■ Description of the task:
The answer must be the data, repeated exactly.

■ Records provided:
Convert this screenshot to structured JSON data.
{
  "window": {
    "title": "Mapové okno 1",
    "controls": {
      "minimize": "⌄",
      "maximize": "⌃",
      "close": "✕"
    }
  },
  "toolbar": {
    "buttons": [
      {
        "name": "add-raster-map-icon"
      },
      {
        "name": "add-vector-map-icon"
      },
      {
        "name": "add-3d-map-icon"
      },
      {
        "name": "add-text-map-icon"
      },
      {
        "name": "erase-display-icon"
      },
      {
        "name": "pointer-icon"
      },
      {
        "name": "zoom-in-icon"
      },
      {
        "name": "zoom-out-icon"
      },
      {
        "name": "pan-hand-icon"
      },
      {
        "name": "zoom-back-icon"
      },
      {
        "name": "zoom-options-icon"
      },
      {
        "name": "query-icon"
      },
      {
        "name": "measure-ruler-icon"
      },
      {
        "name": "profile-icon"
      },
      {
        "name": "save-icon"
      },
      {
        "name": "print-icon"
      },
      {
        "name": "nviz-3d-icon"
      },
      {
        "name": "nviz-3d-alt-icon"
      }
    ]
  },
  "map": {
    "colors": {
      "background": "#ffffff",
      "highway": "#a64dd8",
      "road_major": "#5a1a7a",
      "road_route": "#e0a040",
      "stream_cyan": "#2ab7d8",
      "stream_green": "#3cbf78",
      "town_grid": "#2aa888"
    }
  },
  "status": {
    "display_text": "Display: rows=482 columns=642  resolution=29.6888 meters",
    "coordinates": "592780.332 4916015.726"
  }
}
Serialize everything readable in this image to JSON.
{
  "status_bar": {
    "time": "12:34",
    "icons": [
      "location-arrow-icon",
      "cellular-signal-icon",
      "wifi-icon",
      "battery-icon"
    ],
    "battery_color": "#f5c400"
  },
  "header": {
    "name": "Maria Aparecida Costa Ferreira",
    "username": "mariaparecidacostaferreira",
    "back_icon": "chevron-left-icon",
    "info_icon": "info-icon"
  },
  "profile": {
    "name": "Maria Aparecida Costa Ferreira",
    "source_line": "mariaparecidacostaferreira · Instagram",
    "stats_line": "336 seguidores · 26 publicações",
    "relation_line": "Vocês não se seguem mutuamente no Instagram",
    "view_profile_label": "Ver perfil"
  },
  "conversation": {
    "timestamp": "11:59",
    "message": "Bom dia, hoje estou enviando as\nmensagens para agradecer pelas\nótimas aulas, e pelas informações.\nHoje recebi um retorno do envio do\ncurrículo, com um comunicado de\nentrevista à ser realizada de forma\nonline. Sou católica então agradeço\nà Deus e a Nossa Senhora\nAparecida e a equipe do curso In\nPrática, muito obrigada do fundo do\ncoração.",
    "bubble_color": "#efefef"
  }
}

■ Task response:
Convert this screenshot to structured JSON data.
{
  "window": {
    "title": "Mapové okno 1",
    "controls": {
      "minimize": "⌄",
      "maximize": "⌃",
      "close": "✕"
    }
  },
  "toolbar": {
    "buttons": [
      {
        "name": "add-raster-map-icon"
      },
      {
        "name": "add-vector-map-icon"
      },
      {
        "name": "add-3d-map-icon"
      },
      {
        "name": "add-text-map-icon"
      },
      {
        "name": "erase-display-icon"
      },
      {
        "name": "pointer-icon"
      },
      {
        "name": "zoom-in-icon"
      },
      {
        "name": "zoom-out-icon"
      },
      {
        "name": "pan-hand-icon"
      },
      {
        "name": "zoom-back-icon"
      },
      {
        "name": "zoom-options-icon"
      },
      {
        "name": "query-icon"
      },
      {
        "name": "measure-ruler-icon"
      },
      {
        "name": "profile-icon"
      },
      {
        "name": "save-icon"
      },
      {
        "name": "print-icon"
      },
      {
        "name": "nviz-3d-icon"
      },
      {
        "name": "nviz-3d-alt-icon"
      }
    ]
  },
  "map": {
    "colors": {
      "background": "#ffffff",
      "highway": "#a64dd8",
      "road_major": "#5a1a7a",
      "road_route": "#e0a040",
      "stream_cyan": "#2ab7d8",
      "stream_green": "#3cbf78",
      "town_grid": "#2aa888"
    }
  },
  "status": {
    "display_text": "Display: rows=482 columns=642  resolution=29.6888 meters",
    "coordinates": "592780.332 4916015.726"
  }
}
Serialize everything readable in this image to JSON.
{
  "status_bar": {
    "time": "12:34",
    "icons": [
      "location-arrow-icon",
      "cellular-signal-icon",
      "wifi-icon",
      "battery-icon"
    ],
    "battery_color": "#f5c400"
  },
  "header": {
    "name": "Maria Aparecida Costa Ferreira",
    "username": "mariaparecidacostaferreira",
    "back_icon": "chevron-left-icon",
    "info_icon": "info-icon"
  },
  "profile": {
    "name": "Maria Aparecida Costa Ferreira",
    "source_line": "mariaparecidacostaferreira · Instagram",
    "stats_line": "336 seguidores · 26 publicações",
    "relation_line": "Vocês não se seguem mutuamente no Instagram",
    "view_profile_label": "Ver perfil"
  },
  "conversation": {
    "timestamp": "11:59",
    "message": "Bom dia, hoje estou enviando as\nmensagens para agradecer pelas\nótimas aulas, e pelas informações.\nHoje recebi um retorno do envio do\ncurrículo, com um comunicado de\nentrevista à ser realizada de forma\nonline. Sou católica então agradeço\nà Deus e a Nossa Senhora\nAparecida e a equipe do curso In\nPrática, muito obrigada do fundo do\ncoração.",
    "bubble_color": "#efefef"
  }
}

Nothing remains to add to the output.